RAMADI, Iraq (Army News Service, Dec. 28, 2009) - Of 62 suspected Al Qaeda, insurgents, kidnappers, murderers, and bomb builders targeted by the Ramadi-based Anbar Operations Command, 20 were captured by Anbar Iraqi security forces during autumn 2009.

The high level of success for the command-and-control center of all Anbar Iraqi Security Forces is the result of a high degree of intelligence-sharing and partnership between Iraqis and Americans, according to the senior Iraqi military officer in Anbar.

"At the AOC, we have a very high level of coordination between American and Iraqi forces in all areas, including operations, intelligence, logistics, and even media," said Staff Maj. Gen. Abd Al-Aziz Muhammad Jasim Ahmad Al-Mufriji, commanding general of the AOC. "Our intention is to develop that coordination to achieve a high standard."

Col. Kenneth Royalty, chief of the AOC Stability Transition Team, a group of U.S. Army advisors attached to 1st Brigade, 82nd Airborne Division (Advise and Assist Brigade), and principal U.S. advisor to Aziz, said that the AOC has, over time, developed the analytical skills and coordination required to effectively execute intelligence-driven operations against the insurgency.

A longtime Army planner, Royalty and his staff of advisors have pushed the AOC toward long-term planning while maintaining current battlefield awareness. The AOC S-TT has also encouraged daily intelligence-sharing between Iraqi intelligence agencies and their American counterparts. The S-TT is currently standing up an American intelligence "fusion cell" to work side-by-side with the Iraqi fusion cell.

"Iraqis are excellent at responding to current situations, but have required some mentoring and advising to improve their long-term planning skills," said Royalty. "We're trying to show them that, if you pay a little up front, you don't have to pay as much later."

As a result of the S-TT's influence, the AOC now has daily battlefield update briefs, weekly battlefield assessment briefs, weekly planning reviews, and a weekly targeting meeting with representatives from 1st and 7th Iraqi Army divisions, the national and provincial police forces, Department of Border Enforcement and four intelligence agencies, including the National Information and Investigation Agency, the Iraqi National Intelligence Service, Iraq's National Security Agency and the Directorate General of Intelligence and Security.

As the AOC commander, Aziz and his staff manage all security forces within the province; thus, they will play a primary role in the security for Iraqi national elections in early 2010, he said.

Unlike the provincial elections a year ago, security for the national elections will be conducted jointly between Iraqi Army and Iraqi Police, said Lt. Col. Brian McNaughton, operations adviser for the AOC S-TT.
"They are ready for the elections," said McNaughton. "They have already recertified all 312 polling stations. Security will be much better than it was during the January 2009 provincial elections. Police will form an inner circle of security, and IA will form an outer circle."

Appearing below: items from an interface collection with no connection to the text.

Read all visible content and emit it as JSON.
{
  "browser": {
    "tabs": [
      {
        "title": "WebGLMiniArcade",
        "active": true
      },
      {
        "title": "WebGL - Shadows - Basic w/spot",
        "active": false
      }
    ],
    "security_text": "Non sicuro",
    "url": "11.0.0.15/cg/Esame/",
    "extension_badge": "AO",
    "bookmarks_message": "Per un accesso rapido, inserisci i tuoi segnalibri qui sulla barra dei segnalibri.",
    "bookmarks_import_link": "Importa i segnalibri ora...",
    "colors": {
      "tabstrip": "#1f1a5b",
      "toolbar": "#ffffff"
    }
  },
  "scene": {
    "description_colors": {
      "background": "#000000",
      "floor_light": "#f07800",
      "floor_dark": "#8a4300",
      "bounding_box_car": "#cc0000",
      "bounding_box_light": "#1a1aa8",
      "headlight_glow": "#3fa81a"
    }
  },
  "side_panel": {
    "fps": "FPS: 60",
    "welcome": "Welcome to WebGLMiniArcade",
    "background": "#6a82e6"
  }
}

As the former commander of the 8th Iraqi Division, Aziz has experience working with police on joint-security missions, as many of the Basra-area checkpoints were manned by IP and IA.

While the overarching missions of military and police are different, the objective of both is to provide security to the entire province, he said.

Intelligence is a critical piece of that security puzzle, said Maj. David Harvie, intelligence advisor of the AOC S-TT.

"Iraqis are very good at human intelligence. We are very good at analysis, imagery, and high-tech solutions," said Harvie. "However, building mutual respect is the most important thing we can do as advisors," he said.

Aziz agreed that communication is of paramount importance with Iraqis being in the lead and Americans in support.

"We have all the basis here for success," said Aziz. "We have a very good country. We have a lot of resources - human resources as well. If all Iraqis work together, especially politicians, that's the only road to success."

"The most important thing [at the AOC] is the dialog that I have with my advisor, Col. Royalty," said Aziz. "We discuss every day what improvements need to be done in all our units."

Since the arrival of Aziz in September, American advisors have noticed major improvements in the functionality of the AOC.

"He gives very good guidance to his staff and expects results," said McNaughton. While the AOC is a temporary command, it is likely to develop into a corps command in the near future, said Royalty.

(Spc. Michael J. MacLeod serves with 1st Brigade, 82nd Airborne Division (Advise and Assist Brigade) Public Affairs.)

Page last updated Fri July 22nd, 2011 at 12:16